Working data:
····················
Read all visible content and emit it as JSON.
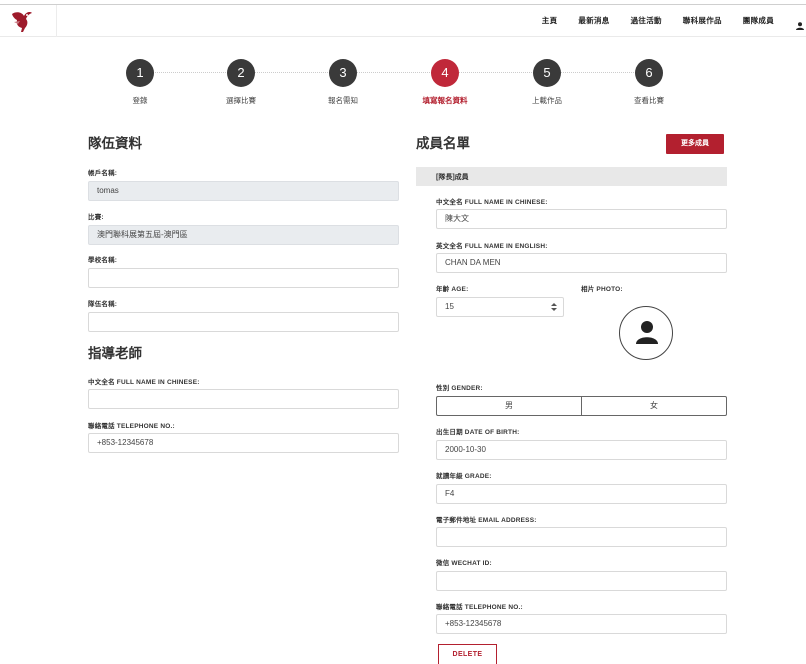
{
  "nav": {
    "links": [
      "主頁",
      "最新消息",
      "過往活動",
      "聯科展作品",
      "團隊成員"
    ]
  },
  "steps": [
    {
      "num": "1",
      "label": "登錄"
    },
    {
      "num": "2",
      "label": "選擇比賽"
    },
    {
      "num": "3",
      "label": "報名需知"
    },
    {
      "num": "4",
      "label": "填寫報名資料",
      "active": true
    },
    {
      "num": "5",
      "label": "上載作品"
    },
    {
      "num": "6",
      "label": "查看比賽"
    }
  ],
  "team": {
    "title": "隊伍資料",
    "account_label": "帳戶名稱:",
    "account_value": "tomas",
    "competition_label": "比賽:",
    "competition_value": "澳門聯科展第五屆-澳門區",
    "school_label": "學校名稱:",
    "school_value": "",
    "team_name_label": "隊伍名稱:",
    "team_name_value": ""
  },
  "teacher": {
    "title": "指導老師",
    "name_label": "中文全名 FULL NAME IN CHINESE:",
    "name_value": "",
    "phone_label": "聯絡電話 TELEPHONE NO.:",
    "phone_value": "+853-12345678"
  },
  "members": {
    "title": "成員名單",
    "more_button": "更多成員",
    "captain_label": "[隊長]成員",
    "cn_name_label": "中文全名 FULL NAME IN CHINESE:",
    "cn_name_value": "陳大文",
    "en_name_label": "英文全名 FULL NAME IN ENGLISH:",
    "en_name_value": "CHAN DA MEN",
    "age_label": "年齡 AGE:",
    "age_value": "15",
    "photo_label": "相片 PHOTO:",
    "gender_label": "性別 GENDER:",
    "gender_options": [
      "男",
      "女"
    ],
    "dob_label": "出生日期 DATE OF BIRTH:",
    "dob_value": "2000-10-30",
    "grade_label": "就讀年級 GRADE:",
    "grade_value": "F4",
    "email_label": "電子郵件地址 EMAIL ADDRESS:",
    "email_value": "",
    "wechat_label": "微信 WECHAT ID:",
    "wechat_value": "",
    "phone_label": "聯絡電話 TELEPHONE NO.:",
    "phone_value": "+853-12345678",
    "delete_button": "DELETE"
  },
  "colors": {
    "accent": "#b3202f",
    "step_inactive": "#3a3a3a",
    "disabled_field": "#e9ecef"
  },
  "icons": {
    "logo": "crane-logo-icon",
    "user": "user-icon",
    "avatar": "avatar-placeholder-icon",
    "spinner": "number-spinner-icon"
  }
}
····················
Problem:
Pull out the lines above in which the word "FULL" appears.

Completed exercise:
    "name_label": "中文全名 FULL NAME IN CHINESE:",
    "cn_name_label": "中文全名 FULL NAME IN CHINESE:",
    "en_name_label": "英文全名 FULL NAME IN ENGLISH:",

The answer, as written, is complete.